• [WHAT THE TASK ASKS]
Set down every entry once more, character for character.

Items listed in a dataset
───

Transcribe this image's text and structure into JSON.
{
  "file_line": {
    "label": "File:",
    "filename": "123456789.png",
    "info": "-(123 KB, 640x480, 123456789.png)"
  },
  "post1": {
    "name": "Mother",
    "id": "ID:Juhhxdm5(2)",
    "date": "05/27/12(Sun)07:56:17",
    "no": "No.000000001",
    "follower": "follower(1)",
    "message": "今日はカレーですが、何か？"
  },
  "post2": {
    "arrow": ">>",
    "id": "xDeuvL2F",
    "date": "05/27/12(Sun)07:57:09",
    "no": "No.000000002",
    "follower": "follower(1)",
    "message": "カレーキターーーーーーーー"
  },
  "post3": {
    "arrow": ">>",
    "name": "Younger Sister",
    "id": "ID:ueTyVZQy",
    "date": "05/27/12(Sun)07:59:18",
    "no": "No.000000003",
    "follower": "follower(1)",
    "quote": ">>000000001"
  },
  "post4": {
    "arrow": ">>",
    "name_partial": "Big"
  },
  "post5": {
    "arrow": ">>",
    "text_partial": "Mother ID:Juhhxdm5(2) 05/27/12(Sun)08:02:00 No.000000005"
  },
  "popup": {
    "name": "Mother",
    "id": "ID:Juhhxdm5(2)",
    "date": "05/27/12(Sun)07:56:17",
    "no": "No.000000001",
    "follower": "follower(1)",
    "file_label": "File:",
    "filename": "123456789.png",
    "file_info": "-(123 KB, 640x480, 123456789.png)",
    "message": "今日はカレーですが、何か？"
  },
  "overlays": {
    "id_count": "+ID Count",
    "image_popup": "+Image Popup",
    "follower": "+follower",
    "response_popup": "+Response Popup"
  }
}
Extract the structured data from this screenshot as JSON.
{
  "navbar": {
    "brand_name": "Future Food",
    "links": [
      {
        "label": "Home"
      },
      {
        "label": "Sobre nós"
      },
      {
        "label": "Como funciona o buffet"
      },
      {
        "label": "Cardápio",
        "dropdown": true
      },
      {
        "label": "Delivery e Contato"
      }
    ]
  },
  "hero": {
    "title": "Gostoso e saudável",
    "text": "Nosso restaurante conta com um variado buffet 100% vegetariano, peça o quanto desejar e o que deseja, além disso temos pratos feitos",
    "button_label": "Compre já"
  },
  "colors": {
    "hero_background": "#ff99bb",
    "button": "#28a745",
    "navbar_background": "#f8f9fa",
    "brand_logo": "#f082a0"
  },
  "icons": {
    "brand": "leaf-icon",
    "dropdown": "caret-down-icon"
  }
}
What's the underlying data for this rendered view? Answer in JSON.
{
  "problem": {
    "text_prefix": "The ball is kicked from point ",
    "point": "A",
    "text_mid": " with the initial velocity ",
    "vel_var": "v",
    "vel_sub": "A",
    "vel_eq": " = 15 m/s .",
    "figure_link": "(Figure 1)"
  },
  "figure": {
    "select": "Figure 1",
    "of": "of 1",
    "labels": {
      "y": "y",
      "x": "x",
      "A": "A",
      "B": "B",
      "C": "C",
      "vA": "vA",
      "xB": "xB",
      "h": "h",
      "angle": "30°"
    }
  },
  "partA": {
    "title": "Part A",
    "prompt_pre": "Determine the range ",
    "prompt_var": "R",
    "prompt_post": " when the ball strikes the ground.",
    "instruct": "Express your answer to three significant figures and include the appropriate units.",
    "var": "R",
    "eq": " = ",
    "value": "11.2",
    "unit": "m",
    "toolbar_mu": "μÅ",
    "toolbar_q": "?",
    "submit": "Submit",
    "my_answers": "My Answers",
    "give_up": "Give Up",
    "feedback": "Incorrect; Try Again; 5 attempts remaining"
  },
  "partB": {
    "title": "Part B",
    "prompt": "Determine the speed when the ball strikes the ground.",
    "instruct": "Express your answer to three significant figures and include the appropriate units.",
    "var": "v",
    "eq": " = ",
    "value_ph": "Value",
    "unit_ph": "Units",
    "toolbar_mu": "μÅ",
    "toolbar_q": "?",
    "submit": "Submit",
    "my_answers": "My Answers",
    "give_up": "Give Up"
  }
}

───

• [WRITTEN SOLUTION]
Transcribe this image's text and structure into JSON.
{
  "file_line": {
    "label": "File:",
    "filename": "123456789.png",
    "info": "-(123 KB, 640x480, 123456789.png)"
  },
  "post1": {
    "name": "Mother",
    "id": "ID:Juhhxdm5(2)",
    "date": "05/27/12(Sun)07:56:17",
    "no": "No.000000001",
    "follower": "follower(1)",
    "message": "今日はカレーですが、何か？"
  },
  "post2": {
    "arrow": ">>",
    "id": "xDeuvL2F",
    "date": "05/27/12(Sun)07:57:09",
    "no": "No.000000002",
    "follower": "follower(1)",
    "message": "カレーキターーーーーーーー"
  },
  "post3": {
    "arrow": ">>",
    "name": "Younger Sister",
    "id": "ID:ueTyVZQy",
    "date": "05/27/12(Sun)07:59:18",
    "no": "No.000000003",
    "follower": "follower(1)",
    "quote": ">>000000001"
  },
  "post4": {
    "arrow": ">>",
    "name_partial": "Big"
  },
  "post5": {
    "arrow": ">>",
    "text_partial": "Mother ID:Juhhxdm5(2) 05/27/12(Sun)08:02:00 No.000000005"
  },
  "popup": {
    "name": "Mother",
    "id": "ID:Juhhxdm5(2)",
    "date": "05/27/12(Sun)07:56:17",
    "no": "No.000000001",
    "follower": "follower(1)",
    "file_label": "File:",
    "filename": "123456789.png",
    "file_info": "-(123 KB, 640x480, 123456789.png)",
    "message": "今日はカレーですが、何か？"
  },
  "overlays": {
    "id_count": "+ID Count",
    "image_popup": "+Image Popup",
    "follower": "+follower",
    "response_popup": "+Response Popup"
  }
}
Extract the structured data from this screenshot as JSON.
{
  "navbar": {
    "brand_name": "Future Food",
    "links": [
      {
        "label": "Home"
      },
      {
        "label": "Sobre nós"
      },
      {
        "label": "Como funciona o buffet"
      },
      {
        "label": "Cardápio",
        "dropdown": true
      },
      {
        "label": "Delivery e Contato"
      }
    ]
  },
  "hero": {
    "title": "Gostoso e saudável",
    "text": "Nosso restaurante conta com um variado buffet 100% vegetariano, peça o quanto desejar e o que deseja, além disso temos pratos feitos",
    "button_label": "Compre já"
  },
  "colors": {
    "hero_background": "#ff99bb",
    "button": "#28a745",
    "navbar_background": "#f8f9fa",
    "brand_logo": "#f082a0"
  },
  "icons": {
    "brand": "leaf-icon",
    "dropdown": "caret-down-icon"
  }
}
What's the underlying data for this rendered view? Answer in JSON.
{
  "problem": {
    "text_prefix": "The ball is kicked from point ",
    "point": "A",
    "text_mid": " with the initial velocity ",
    "vel_var": "v",
    "vel_sub": "A",
    "vel_eq": " = 15 m/s .",
    "figure_link": "(Figure 1)"
  },
  "figure": {
    "select": "Figure 1",
    "of": "of 1",
    "labels": {
      "y": "y",
      "x": "x",
      "A": "A",
      "B": "B",
      "C": "C",
      "vA": "vA",
      "xB": "xB",
      "h": "h",
      "angle": "30°"
    }
  },
  "partA": {
    "title": "Part A",
    "prompt_pre": "Determine the range ",
    "prompt_var": "R",
    "prompt_post": " when the ball strikes the ground.",
    "instruct": "Express your answer to three significant figures and include the appropriate units.",
    "var": "R",
    "eq": " = ",
    "value": "11.2",
    "unit": "m",
    "toolbar_mu": "μÅ",
    "toolbar_q": "?",
    "submit": "Submit",
    "my_answers": "My Answers",
    "give_up": "Give Up",
    "feedback": "Incorrect; Try Again; 5 attempts remaining"
  },
  "partB": {
    "title": "Part B",
    "prompt": "Determine the speed when the ball strikes the ground.",
    "instruct": "Express your answer to three significant figures and include the appropriate units.",
    "var": "v",
    "eq": " = ",
    "value_ph": "Value",
    "unit_ph": "Units",
    "toolbar_mu": "μÅ",
    "toolbar_q": "?",
    "submit": "Submit",
    "my_answers": "My Answers",
    "give_up": "Give Up"
  }
}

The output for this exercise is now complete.